Break glass (which draws its name from breaking the glass to pull a fire alarm) refers to a quick means for a person who does not have access privileges to certain information to gain access when necessary. Systems containing primary source data (information) for treatment, must develop, document, implement and test break glass procedures that would be used in the event of an emergency requiring access to ePHI. These systems must have a clearly stated and widely understood procedure for allowing access via alternate and/or manual methods.
The system administrator should document any actual emergency access for later audit & review. Typically, a special audit trail is created to monitor such access. Standard access controls should be established with sufficient rules to minimize the number of times break–the–glass needs to occur.
Break–glass is based upon pre–staged “emergency” user accounts, managed in a way that can make them available with reasonable administrative overhead. This solution can be used with a broad range of existing systems and architectures that require operators to login, such as with username and password, before access is granted. The break–glass intended to specifically cover emergency cases and should not be used as a replacement for a helpdesk.
User authentication system is a typical mechanism used to control and monitor access to sensitive data. It is designed to preserve security by restricting access. In clinical care, a delay in access is likely to disrupt patient care that may cause patient discomfort, injury or worse. For this reason HIPAA requires covered entities to have mechanisms in place that assure patient care is not impaired by problems with the user identification and authentication.
An emergency access solution should be used only when normal processes are insufficient (e.g. the helpdesk or system administrator is unavailable). Examples of situations when ‘break glass’ emergency access might be necessary:
The break–glass solution is based on pre–staged emergency user accounts, managed and distributed in a way that can make them quickly available without unreasonable administrative delay. This solution should be simple, effective, and reliable.
Emergency Accounts should be created in advance to allow careful thought to go into the access controls and audit trails associated with them. The following factors should be considered:
Pre–staged accounts need to be carefully managed to provide timely access when needed. Break–glass requires that the emergency–account details be made available in an appropriate and reasonable manner. These details may be provided on media such as a printed page, a magnetic–stripe card, a smart card or a token. Some distribution possibilities for break–glass emergency accounts include the following:
A best–practice would place the pre–staged emergency accounts into the responsible care of an individual. This Emergency Account Manager would be someone readily available during operating hours and one who understands the sensitivity and priority of the emergency accounts (e.g. a business manager, charge nurse or security officer). The distribution procedure would include a sign–out method requiring that an acceptable form of identification be provided. This identity would be recorded before the accounts are made available. Following such a procedure assures that activities performed using the emergency account may eventually be associated with an authorized individual, creates accountability and can assure non–repudiation.
The use of emergency accounts needs to be carefully monitored.
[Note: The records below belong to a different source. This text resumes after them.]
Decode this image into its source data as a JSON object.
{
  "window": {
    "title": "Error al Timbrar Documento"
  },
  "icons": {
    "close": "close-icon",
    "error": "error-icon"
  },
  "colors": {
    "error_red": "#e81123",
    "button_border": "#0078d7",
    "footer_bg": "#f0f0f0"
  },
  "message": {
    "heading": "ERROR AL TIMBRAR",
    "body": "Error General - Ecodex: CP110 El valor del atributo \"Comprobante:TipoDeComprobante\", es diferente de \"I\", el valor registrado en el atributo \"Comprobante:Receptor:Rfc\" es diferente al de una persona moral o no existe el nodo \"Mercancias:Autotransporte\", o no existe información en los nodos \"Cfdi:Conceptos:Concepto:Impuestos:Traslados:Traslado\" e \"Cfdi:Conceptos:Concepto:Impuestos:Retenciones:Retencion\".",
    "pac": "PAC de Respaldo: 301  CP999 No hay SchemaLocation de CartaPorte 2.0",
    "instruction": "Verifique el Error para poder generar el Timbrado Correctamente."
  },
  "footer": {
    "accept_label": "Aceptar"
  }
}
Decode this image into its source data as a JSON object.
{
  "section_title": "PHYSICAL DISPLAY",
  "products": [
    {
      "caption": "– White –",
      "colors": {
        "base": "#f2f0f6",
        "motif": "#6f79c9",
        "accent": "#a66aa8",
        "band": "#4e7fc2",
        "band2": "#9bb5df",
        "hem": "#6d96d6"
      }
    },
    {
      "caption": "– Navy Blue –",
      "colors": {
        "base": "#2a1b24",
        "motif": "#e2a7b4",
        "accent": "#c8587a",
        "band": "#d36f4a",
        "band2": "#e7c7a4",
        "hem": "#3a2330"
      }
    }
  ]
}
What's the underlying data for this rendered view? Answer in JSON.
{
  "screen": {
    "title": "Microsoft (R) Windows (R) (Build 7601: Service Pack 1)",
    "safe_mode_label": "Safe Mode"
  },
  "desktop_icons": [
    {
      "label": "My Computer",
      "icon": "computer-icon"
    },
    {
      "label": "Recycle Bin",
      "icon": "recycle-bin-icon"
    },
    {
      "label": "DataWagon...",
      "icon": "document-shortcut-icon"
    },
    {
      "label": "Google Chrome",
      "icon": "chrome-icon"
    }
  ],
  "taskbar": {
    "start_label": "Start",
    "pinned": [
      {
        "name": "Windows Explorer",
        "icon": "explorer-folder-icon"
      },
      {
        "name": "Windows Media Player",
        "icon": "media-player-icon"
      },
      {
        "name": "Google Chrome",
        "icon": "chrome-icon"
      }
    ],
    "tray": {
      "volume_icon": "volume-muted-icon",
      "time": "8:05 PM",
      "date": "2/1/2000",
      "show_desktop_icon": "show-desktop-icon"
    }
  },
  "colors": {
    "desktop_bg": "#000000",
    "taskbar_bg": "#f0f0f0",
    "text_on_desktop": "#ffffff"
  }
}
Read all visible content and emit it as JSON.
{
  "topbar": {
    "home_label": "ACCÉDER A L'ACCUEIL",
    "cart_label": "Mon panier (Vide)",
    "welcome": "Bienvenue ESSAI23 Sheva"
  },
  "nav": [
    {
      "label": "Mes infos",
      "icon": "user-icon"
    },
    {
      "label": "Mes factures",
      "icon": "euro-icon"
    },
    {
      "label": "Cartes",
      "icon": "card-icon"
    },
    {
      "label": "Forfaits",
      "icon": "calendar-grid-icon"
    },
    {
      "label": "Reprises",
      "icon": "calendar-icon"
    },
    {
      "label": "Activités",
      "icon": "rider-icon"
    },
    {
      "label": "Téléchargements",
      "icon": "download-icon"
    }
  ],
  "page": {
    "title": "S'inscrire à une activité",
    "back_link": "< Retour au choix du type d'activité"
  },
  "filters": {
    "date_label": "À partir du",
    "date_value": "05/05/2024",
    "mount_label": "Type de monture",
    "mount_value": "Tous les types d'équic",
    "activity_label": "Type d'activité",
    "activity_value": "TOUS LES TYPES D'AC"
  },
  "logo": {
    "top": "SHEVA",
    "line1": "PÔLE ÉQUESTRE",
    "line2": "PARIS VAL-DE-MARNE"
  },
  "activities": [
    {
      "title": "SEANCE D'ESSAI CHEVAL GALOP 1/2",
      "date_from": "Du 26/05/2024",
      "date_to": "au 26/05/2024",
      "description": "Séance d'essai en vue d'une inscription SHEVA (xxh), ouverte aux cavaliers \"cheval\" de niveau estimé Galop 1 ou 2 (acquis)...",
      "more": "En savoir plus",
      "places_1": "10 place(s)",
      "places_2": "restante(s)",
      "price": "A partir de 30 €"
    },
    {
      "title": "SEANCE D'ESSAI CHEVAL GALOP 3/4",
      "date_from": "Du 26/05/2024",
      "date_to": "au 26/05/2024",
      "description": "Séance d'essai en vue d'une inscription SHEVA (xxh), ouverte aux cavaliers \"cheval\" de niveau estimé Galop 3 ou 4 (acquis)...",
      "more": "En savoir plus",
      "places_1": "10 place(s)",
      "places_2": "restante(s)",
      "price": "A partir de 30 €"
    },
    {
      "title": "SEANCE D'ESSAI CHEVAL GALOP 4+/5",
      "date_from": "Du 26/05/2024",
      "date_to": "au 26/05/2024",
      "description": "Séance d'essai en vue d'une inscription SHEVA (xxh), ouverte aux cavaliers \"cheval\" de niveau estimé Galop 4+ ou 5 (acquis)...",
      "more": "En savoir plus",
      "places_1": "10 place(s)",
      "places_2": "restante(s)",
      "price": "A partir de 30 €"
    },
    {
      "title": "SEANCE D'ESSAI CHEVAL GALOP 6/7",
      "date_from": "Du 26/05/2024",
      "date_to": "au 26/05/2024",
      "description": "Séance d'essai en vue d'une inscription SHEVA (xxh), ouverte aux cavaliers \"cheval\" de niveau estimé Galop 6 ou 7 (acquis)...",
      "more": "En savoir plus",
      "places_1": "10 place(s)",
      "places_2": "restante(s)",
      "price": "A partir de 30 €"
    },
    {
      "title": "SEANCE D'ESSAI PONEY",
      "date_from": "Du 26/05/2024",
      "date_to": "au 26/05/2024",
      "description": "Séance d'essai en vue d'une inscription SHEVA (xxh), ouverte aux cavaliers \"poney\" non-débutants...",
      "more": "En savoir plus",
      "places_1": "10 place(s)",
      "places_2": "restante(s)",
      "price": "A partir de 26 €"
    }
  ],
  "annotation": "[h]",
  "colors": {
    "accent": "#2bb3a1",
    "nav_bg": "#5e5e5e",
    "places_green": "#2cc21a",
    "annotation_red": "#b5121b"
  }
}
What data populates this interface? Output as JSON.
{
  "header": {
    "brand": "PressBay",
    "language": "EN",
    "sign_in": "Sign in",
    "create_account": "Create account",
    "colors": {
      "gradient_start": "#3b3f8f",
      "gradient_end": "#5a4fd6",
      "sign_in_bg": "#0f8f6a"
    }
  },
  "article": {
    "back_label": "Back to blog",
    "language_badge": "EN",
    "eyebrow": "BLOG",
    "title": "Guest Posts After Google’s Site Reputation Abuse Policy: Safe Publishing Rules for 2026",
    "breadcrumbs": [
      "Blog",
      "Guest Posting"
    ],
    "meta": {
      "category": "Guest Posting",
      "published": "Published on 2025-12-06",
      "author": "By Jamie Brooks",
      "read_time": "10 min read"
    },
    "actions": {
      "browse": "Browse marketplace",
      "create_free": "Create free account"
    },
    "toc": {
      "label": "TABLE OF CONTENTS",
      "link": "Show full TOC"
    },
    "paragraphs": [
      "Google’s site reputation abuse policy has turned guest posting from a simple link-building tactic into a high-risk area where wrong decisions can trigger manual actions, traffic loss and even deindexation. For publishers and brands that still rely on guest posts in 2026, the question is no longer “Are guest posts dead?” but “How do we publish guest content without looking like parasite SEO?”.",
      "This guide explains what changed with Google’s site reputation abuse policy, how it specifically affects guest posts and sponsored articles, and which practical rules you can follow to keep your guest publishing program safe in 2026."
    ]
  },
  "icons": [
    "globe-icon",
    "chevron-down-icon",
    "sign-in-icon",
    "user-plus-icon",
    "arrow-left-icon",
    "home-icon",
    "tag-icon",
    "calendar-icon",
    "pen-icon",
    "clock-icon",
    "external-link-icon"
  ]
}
The audit mechanisms should be used and a procedure defined to examine the security audit trails on a regular basis to identify any use of the emergency accounts. In addition, systems can alert the security administrator in the event an emergency account is activated. These enhanced capabilities are highly desirable, but they are not required for the break–glass mechanism to work. If the system or application software cannot provide an audit trail that shows simple account activity like login attempts, then the use of break–glass needs to be carefully considered before implementing. Break–glass may still remain a valid system, but it will require the use of a manual (e.g. paper–ink) log.
Documentation should describe the intended use of such accounts and the consequences of their inappropriate use. Details should be clearly documented and then communicated to the relevant workforce. It should be clear that all use of emergency accounts is closely monitored. A periodic review and retraining of staff should be done to make sure the break–glass procedure continues to be relevant.
Each use of an emergency account should be reviewed. The use of an emergency account may be valid, or it might indicate a malicious act. Unacceptable use needs to be recorded and acted upon. Frequent use may indicate problems with the normal user authentication mechanism. This regular monitoring of pre–staged emergency accounts should also include exercising some of them to ensure that they do work, and that their use can be detected. This is similar to testing fire alarms, to be sure that they will work in a real emergency.
A procedure should be established to clean up after an emergency account has been used. Consider addressing the following:
Reference: This documentation was written using text from a whitepaper developed by the Joint NEMA/COCIR/JIRA Security and Privacy Committee (SPC) – December 2004.